§ **Extracted information**:
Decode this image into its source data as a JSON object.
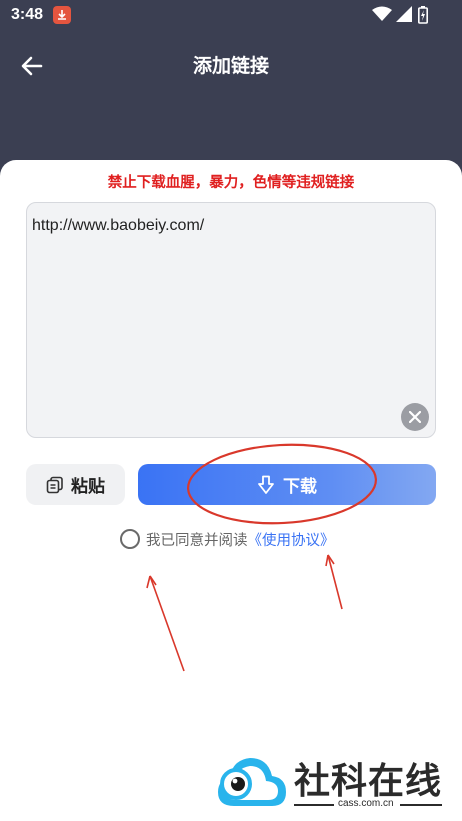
{
  "status_bar": {
    "time": "3:48"
  },
  "header": {
    "title": "添加链接"
  },
  "warning": "禁止下载血腥，暴力，色情等违规链接",
  "link_input": {
    "value": "http://www.baobeiy.com/"
  },
  "actions": {
    "paste_label": "粘贴",
    "download_label": "下载"
  },
  "agreement": {
    "text": "我已同意并阅读",
    "link": "《使用协议》",
    "checked": false
  },
  "watermark": {
    "title": "社科在线",
    "domain": "cass.com.cn"
  },
  "colors": {
    "header_bg": "#3b3f52",
    "accent": "#3a73f4",
    "warning": "#e02020",
    "annotation": "#d9382b"
  }
}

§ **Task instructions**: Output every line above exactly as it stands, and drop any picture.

§ **Task response**:
Decode this image into its source data as a JSON object.
{
  "status_bar": {
    "time": "3:48"
  },
  "header": {
    "title": "添加链接"
  },
  "warning": "禁止下载血腥，暴力，色情等违规链接",
  "link_input": {
    "value": "http://www.baobeiy.com/"
  },
  "actions": {
    "paste_label": "粘贴",
    "download_label": "下载"
  },
  "agreement": {
    "text": "我已同意并阅读",
    "link": "《使用协议》",
    "checked": false
  },
  "watermark": {
    "title": "社科在线",
    "domain": "cass.com.cn"
  },
  "colors": {
    "header_bg": "#3b3f52",
    "accent": "#3a73f4",
    "warning": "#e02020",
    "annotation": "#d9382b"
  }
}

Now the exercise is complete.